Article

Daniel Zager

revised by Barry Kernfeld

[Robert (D.) ]

(b New York, c1945). American writer. He studied clarinet and drums and played drums in workshops with Jaki Byard (1968–71) and Cedar Walton (1972). In the 1960s and 1970s he wrote for American and European periodicals, including Down Beat, Jazz Journal, and Jazz Forum, and in 1975 he began publishing the monthly magazine Cadence, which in the following years printed many wide-ranging interviews with jazz and blues musicians and reviews of recordings. Later he formed Cadence Jazz Records (1980), which by the late 1990s had issued more than 100 recordings; North Country Record Distribution (1983), which distributes the jazz and blues recordings of more than 900 small independent labels; Cadence Jazz Books (1992), which publishes reference books, histories, and discographies; and CIMP (1996), for which he had produced about 100 recordings by the turn of the century. He donated his extensive indexed collection of books and journals, covering jazz and blues literature in the English language, to the Schomburg Center for Research in Black Culture of the New York Public Library (...

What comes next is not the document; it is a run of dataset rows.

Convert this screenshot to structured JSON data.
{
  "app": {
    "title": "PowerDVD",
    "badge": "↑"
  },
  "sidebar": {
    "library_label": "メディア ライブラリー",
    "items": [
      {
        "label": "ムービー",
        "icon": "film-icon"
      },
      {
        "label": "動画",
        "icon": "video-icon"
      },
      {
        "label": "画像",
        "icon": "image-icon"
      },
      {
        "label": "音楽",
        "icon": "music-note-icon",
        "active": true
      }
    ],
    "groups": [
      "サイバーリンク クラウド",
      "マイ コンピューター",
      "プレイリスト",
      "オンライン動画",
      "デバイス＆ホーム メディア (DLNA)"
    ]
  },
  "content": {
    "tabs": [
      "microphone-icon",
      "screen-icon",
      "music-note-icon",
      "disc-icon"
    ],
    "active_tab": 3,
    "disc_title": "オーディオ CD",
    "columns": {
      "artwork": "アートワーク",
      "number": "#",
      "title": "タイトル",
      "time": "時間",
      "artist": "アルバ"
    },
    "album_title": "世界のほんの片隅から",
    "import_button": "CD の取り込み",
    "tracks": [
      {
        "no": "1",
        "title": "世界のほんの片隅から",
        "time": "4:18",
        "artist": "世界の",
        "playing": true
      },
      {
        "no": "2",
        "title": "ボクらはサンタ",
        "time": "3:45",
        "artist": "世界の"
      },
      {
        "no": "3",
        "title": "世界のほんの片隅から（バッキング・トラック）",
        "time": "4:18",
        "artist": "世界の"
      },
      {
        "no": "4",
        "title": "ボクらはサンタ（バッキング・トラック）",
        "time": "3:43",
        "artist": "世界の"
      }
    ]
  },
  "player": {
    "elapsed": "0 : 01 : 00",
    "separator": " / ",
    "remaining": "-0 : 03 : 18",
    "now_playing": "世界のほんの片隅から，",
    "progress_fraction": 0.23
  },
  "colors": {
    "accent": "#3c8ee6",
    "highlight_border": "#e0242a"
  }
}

Article

Gary W. Kennedy

(b New York, Oct 31, 1950). American writer. After studying music at CUNY and at the guitar center of the New School for Social Research he worked as an editor, feature writer, and columnist for the periodical of Tower Records, Pulse (1983–91), and contributed numerous articles to Down Beat (1984–93). While serving as a music critic for The Nation (from 1986) he was a columnist for 7 Days (1987–9) and Taxi (1988–90); he then wrote essays for Atlantic Monthly and taught at CCNY (both from 1991). As both a music critic and a feature writer he has contributed to the New York Post (1988–90), the New York Daily News (from 1993), and Fi (1996–9), and he has written for the New Yorker, the New York Times, the Village Voice, Rolling Stone, and Musician...